When I was growing up, my father at dinner would ask us—each of the five kids in turn, going around the table—what did we do to improve the world today? And I remember feeling squirm-ily inadequate. Even though he always praised us for our paltry attempts to improve the world—“I babysat for Mrs. So-and-so,” “That’s helping!”—I held myself to a higher standard. Apparently his innocent question resonated with something deeper inside of me. And I thought everyone wrestled with this question.
I remember asking a boyfriend when I was in high school if he wondered what it was all for—an off-the-cuff question for me because of course everyone puzzled over this. I was shocked when he not only said “no”, but further said that if he ever did think about it he would probably just tie a rock around his neck and throw himself into a lake. Huh? It’s your duty to worry about the meaning of your life. I mean you can’t just live it, can you? As I get older, I realize that most people pretty much just live it and try to enjoy doing so, as far as I can see.
So is life a gift to be enjoyed, or a responsibility to be lived up to? What makes a good life?
Me, I lean toward the responsibility end of the spectrum, but every now and then I get moments of just living it and I must say, it feels like playing hooky—no wondering if you’re doing it right—no wondering if you’re living up to whatever you’ve been put on this earth to do…It’s a great and freeing feeling, but I also know that it is only, for me, the responsibility that gives the gift its value.
So I think what makes a good life is becoming a person you want to be with—realizing that you’re fine just the way you are.
I’m not getting the impression that our Congress is feeling the effects of their own incompetence. What can make it more real for them, I ask myself? Then I think: Let’s send them all to the Space Station.
There they will eat freeze-dried food and be in uncomfortably close quarters.
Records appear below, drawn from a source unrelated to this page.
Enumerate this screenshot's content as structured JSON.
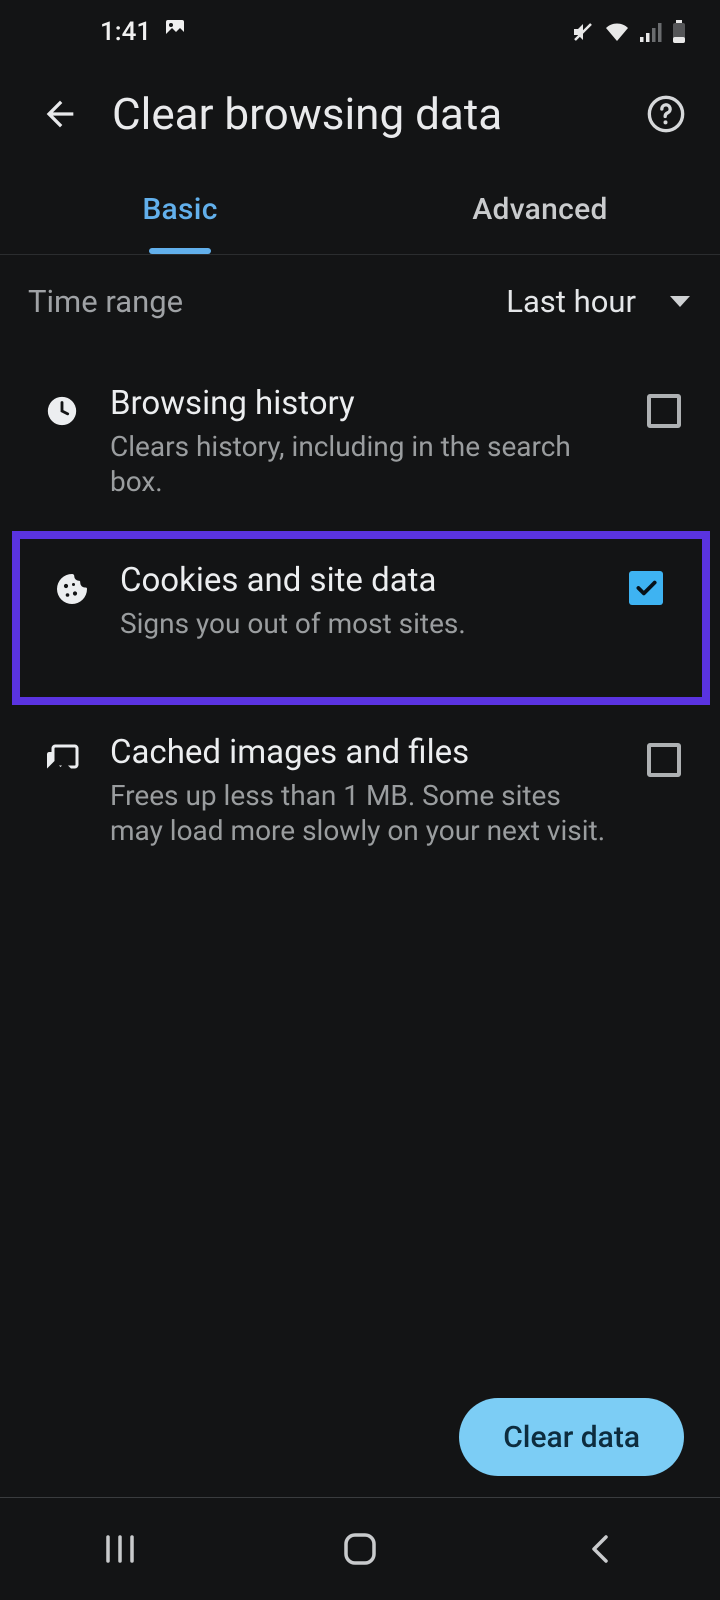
{
  "status": {
    "time": "1:41"
  },
  "header": {
    "title": "Clear browsing data"
  },
  "tabs": {
    "basic": "Basic",
    "advanced": "Advanced"
  },
  "time_range": {
    "label": "Time range",
    "value": "Last hour"
  },
  "items": [
    {
      "title": "Browsing history",
      "subtitle": "Clears history, including in the search box.",
      "checked": false
    },
    {
      "title": "Cookies and site data",
      "subtitle": "Signs you out of most sites.",
      "checked": true
    },
    {
      "title": "Cached images and files",
      "subtitle": "Frees up less than 1 MB. Some sites may load more slowly on your next visit.",
      "checked": false
    }
  ],
  "actions": {
    "clear": "Clear data"
  }
}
They can talk to each other or not, but until they work something out, they have to stay there. Maybe they will stare at the round globe of Earth, pushing and shoving each other out of the way to get the best view from the little portholes. And maybe, after a month or so of this, they will notice that the Earth intrinsically does not have borders or blue states and red states or Muslim countries or Christian countries.
And maybe after another month of being in the dark vastness of space, they will perceive the miracle of this planet that sustains life and how fragile it has become. Eventually, sick of eating freeze-dried ice cream, they may (the more with-it ones) come to grasp that, actually, there’s isn’t any other place we can live. And that to destroy the Earth, is to destroy our species (not to mention many others.)
Then maybe they will begin to talk and to compromise and to learn to get along. And that’s when we will let them come back, to join us at the adult table.
I thought about using a photo of the monkey that Russia sent into space here, but then I realized that would be maligning the monkey.
I am somewhere in western central Pennsylvania. As I look out the window of the Econoline van in which I am a passenger, I see miles of forest and white snowy ground. The forest looks youngish—50 or so years old. And I wonder if all of this part of Pennsylvania was deforested before. It is a grim landscape, empty of human habitation except for deer blinds dotting the pencil forest. I can’t decide if the grimness is the lack of human touch or the ghost of too much human touch. Too much mining and logging: too much poverty, both natural and human.
The deer blinds speak of, not sport, but necessity. The need to eat during the long winter months. The grinding hardship of not enough.
The possibility inherent the Northeast, where I live, is scrapped here by the absolute necessity of simply existing. The luxury of liberality has not yet made its appearance. This is a land of iron and coal, of solid and heavy values. This is the sea anchor to the East coast’s flights of fancy. The flights of fancy which in turn, lift up the heavy practicality of the Midwest.
And so I realize that we all contribute. We need each other.